Yesterday, I talked about how I’d misread Georges’ gender in the opening pages of Rebecca Stead’s forth-coming novel, LIAR AND SPY. Georges is a first person narrator who doesn’t reveal his name until page 6, so I assumed he was a girl based on my assumptions about how a typical girl or guy would act or speak.
I mentioned yesterday that I’d made up a written quiz to see if kids saw things the same way I did.
I recognize that the most accurate test would have been to have the kids each read the first six pages of the novel and tell me if they thought the speaker was a boy or girl, but we didn’t have a lot of time.
So here are the quiz results.
I gave my team of 5th and 6th graders the quote from page 1, “One person in the room is going to learn his or her own personal fate: true love or tragic death,” and asked whether they thought a guy or girl said it.
Answer: Ten of twelve said girl.
OK, so I wasn’t completely nuts.
I asked who would high five a female gym teacher.
Answer: Eleven of twelve said girl.
So I was two for two.
However, when I asked about whether a mom would push her son or daughter to smile, both boys and girls said son. There must be a lot of frowny boys around.
It wasn’t just Georges’ actions that threw me, but the language he used. His voice isn’t strongly masculine.
Here’s an example of a very masculine voice. This is the first line from PLAYGROUND, by 50 Cent:
“Don’t call me that.”
The voice is unequivocal, and whether it is a boy or girl talking, that character is ready to fight back.
Compare this to the first line in LIAR AND SPY:
“There’s this totally false map of the human tongue.”
The line is intriguing and quirky. As a reader I want to know more. But the narrator feels gender neutral.
Now, if the narrator had said, “There’s this totally bogus map of the human tongue,” I would have thought a male was speaking, because “bogus” is more forceful compared to “false” which feels more measured or objective.
Back to LIAR AND SPY.
Page 3. “In the morning, the cafeteria smells fried and sweet, like fish sticks and cookies. But after lunch, it’s different. There’s more kid sweat and garbage mixed in, I guess. Or maybe it’s just that, after lunch, the cafeteria doesn’t have the smell of things to come. It’s the smell of what has been.”
There’s a dreamlike quality, a tenderness, or vulnerability to the last line that made me think girl.
My young quiz-takers were evenly split.
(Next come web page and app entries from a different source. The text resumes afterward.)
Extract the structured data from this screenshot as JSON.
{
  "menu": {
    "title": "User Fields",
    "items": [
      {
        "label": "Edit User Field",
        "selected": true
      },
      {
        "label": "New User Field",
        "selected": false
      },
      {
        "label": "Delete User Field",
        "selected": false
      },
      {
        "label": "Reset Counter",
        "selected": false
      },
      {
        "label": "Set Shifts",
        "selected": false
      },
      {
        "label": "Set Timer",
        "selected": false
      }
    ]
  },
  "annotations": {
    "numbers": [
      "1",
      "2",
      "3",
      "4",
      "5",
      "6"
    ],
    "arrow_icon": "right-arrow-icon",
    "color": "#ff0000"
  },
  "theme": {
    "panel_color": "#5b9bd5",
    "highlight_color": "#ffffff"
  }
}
Half said girl, half said guy.
I also threw a question in the quiz about a passage I’d a read a few weeks ago in another novel where a 7th grade girl commented to a boy that another boy was an “a–hole.” It struck me, because she wasn’t the victim in the scene, and that’s pretty strong language for a girl. It didn’t feel true to me.
What I learned was that my quiz-takers felt that either a boy or girl would call a boy a harmless name like “turd,” but they unanimously agreed that only a boy would call another boy an “a–hole.”
I can’t claim that these results are scientific or statistically valid, but I was glad to find out that I wasn’t alone in how I interpreted Georges’ words, actions, and gender.
Tomorrow: How friendships reveal a character’s gender